Items from an interface collection
-.-.-

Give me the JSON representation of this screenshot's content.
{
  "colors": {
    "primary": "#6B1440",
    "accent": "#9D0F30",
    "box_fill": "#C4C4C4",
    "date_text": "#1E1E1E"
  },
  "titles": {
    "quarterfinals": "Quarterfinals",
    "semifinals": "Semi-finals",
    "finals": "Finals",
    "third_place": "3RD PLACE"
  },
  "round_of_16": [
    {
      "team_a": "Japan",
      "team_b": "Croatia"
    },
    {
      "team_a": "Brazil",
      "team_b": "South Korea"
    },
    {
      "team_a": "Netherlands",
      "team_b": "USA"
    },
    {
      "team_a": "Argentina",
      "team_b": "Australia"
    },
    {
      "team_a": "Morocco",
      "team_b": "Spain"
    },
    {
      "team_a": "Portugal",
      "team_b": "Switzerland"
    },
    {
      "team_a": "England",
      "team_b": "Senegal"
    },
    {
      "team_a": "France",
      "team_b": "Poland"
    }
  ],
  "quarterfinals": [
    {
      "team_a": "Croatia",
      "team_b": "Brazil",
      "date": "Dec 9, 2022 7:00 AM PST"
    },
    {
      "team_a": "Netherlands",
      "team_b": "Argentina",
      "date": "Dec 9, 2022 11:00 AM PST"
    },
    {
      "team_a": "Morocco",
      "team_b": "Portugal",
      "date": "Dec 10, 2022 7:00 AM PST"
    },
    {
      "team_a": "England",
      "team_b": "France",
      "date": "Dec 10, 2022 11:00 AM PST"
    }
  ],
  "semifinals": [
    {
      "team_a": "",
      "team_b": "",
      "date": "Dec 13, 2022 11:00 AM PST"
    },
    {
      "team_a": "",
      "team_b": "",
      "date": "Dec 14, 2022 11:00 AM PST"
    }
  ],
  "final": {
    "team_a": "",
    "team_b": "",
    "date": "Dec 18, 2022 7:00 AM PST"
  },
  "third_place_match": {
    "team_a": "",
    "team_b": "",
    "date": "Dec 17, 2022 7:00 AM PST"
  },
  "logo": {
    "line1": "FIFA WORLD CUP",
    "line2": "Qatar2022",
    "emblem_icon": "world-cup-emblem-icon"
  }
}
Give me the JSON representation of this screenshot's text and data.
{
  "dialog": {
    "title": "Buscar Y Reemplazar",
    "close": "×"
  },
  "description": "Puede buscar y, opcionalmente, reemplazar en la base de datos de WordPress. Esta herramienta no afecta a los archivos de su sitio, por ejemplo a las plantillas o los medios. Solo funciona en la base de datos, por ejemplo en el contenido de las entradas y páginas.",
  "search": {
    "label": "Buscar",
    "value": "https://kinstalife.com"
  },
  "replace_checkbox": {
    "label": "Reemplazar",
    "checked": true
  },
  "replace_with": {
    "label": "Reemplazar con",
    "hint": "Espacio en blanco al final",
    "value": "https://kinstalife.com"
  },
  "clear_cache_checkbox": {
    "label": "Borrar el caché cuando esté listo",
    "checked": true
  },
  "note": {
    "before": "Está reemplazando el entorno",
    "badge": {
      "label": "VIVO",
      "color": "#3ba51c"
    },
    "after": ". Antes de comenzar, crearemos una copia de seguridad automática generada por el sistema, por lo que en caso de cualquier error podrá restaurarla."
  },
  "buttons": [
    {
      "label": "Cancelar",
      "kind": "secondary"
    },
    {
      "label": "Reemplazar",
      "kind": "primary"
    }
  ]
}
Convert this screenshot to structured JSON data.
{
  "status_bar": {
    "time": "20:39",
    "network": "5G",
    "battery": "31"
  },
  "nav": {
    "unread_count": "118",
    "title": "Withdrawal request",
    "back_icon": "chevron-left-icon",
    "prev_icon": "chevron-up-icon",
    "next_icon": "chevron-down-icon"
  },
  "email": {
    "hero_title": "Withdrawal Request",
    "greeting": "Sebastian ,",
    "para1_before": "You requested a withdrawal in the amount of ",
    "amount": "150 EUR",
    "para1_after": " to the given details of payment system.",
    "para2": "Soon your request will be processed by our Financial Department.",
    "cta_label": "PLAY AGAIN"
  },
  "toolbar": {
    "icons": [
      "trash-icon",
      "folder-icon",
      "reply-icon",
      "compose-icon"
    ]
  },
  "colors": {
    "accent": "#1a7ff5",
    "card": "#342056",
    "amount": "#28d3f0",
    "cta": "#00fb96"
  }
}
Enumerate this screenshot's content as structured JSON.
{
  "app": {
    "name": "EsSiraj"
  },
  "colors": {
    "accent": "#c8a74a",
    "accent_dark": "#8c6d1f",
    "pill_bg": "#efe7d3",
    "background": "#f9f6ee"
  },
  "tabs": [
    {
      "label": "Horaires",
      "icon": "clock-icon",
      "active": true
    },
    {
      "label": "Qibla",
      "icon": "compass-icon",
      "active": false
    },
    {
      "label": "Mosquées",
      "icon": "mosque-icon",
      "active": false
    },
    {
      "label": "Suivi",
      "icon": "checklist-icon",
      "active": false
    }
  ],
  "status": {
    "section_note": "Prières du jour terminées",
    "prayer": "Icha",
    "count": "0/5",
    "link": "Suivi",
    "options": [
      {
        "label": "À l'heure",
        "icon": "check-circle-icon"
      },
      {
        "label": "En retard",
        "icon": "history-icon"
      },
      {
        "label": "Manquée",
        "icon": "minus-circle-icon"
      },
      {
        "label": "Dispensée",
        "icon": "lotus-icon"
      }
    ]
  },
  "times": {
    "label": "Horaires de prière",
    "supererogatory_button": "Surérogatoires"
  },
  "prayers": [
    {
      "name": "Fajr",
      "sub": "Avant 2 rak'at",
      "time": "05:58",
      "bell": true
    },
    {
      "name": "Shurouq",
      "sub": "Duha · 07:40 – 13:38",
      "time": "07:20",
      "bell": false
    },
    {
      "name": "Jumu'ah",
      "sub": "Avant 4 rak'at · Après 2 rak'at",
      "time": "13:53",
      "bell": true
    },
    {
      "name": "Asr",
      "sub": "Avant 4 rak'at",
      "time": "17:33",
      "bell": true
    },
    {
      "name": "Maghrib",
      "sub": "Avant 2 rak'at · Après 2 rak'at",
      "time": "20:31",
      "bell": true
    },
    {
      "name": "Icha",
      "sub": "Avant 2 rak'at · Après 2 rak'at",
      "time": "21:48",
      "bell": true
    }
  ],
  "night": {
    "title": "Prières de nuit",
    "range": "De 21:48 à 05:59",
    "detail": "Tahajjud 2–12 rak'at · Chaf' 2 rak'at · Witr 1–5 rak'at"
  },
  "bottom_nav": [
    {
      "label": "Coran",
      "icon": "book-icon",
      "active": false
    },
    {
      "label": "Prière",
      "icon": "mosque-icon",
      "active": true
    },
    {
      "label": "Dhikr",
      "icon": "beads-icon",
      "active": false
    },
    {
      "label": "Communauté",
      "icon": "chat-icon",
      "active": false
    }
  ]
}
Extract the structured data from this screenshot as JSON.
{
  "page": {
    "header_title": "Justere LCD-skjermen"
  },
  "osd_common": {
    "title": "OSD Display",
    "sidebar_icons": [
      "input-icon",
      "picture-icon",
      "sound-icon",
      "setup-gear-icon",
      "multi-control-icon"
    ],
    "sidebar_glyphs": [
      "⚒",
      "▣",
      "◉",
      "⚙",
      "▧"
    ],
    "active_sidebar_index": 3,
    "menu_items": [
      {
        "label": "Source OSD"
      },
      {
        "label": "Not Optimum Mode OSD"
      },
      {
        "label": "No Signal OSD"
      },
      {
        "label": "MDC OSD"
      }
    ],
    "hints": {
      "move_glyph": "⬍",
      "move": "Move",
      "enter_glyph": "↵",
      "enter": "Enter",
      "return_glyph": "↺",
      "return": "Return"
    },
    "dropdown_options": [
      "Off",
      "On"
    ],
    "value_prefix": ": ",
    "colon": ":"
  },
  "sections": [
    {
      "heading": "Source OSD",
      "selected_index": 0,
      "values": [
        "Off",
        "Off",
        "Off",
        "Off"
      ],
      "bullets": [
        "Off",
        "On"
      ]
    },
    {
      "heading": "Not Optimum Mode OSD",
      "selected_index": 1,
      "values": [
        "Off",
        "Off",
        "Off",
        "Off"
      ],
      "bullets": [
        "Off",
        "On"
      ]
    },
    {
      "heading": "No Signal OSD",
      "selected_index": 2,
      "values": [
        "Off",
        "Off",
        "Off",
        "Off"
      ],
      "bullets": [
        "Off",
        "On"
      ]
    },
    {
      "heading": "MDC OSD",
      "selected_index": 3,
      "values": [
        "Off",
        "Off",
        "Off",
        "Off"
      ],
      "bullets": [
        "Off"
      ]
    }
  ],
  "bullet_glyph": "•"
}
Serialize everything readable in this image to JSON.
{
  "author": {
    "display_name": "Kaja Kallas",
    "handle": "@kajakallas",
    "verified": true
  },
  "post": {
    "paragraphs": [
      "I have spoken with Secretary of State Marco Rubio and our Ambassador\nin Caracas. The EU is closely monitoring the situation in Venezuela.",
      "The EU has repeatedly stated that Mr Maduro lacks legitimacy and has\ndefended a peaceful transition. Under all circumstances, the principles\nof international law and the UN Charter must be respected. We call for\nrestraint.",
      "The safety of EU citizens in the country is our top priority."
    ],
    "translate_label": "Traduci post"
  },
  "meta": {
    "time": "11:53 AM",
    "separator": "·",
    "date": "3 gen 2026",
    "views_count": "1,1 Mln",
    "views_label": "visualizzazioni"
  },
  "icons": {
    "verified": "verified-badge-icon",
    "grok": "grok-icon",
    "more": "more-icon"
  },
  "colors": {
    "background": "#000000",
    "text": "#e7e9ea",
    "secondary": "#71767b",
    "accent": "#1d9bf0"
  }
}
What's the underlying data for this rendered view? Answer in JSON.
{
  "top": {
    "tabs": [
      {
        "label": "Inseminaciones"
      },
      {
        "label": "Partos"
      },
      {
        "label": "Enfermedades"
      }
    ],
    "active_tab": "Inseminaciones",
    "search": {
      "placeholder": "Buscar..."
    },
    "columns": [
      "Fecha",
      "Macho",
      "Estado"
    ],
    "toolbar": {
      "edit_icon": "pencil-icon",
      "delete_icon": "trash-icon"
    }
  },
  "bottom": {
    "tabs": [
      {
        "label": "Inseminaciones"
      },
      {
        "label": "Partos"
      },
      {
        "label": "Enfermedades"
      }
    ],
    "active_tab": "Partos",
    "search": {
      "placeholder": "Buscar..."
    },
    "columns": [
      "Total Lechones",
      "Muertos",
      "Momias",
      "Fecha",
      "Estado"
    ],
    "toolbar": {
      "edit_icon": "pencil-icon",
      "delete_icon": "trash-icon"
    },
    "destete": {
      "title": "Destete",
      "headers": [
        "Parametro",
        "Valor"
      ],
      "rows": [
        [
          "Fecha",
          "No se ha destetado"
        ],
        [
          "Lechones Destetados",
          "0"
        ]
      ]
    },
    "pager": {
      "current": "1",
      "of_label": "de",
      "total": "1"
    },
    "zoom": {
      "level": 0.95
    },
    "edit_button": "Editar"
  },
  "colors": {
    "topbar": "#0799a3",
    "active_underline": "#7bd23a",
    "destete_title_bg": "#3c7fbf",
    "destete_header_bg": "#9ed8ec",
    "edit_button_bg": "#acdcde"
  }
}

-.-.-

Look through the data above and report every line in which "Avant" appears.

■ **PROBLEM SOLUTION**:
      "sub": "Avant 2 rak'at",
      "sub": "Avant 4 rak'at · Après 2 rak'at",
      "sub": "Avant 4 rak'at",
      "sub": "Avant 2 rak'at · Après 2 rak'at",
      "sub": "Avant 2 rak'at · Après 2 rak'at",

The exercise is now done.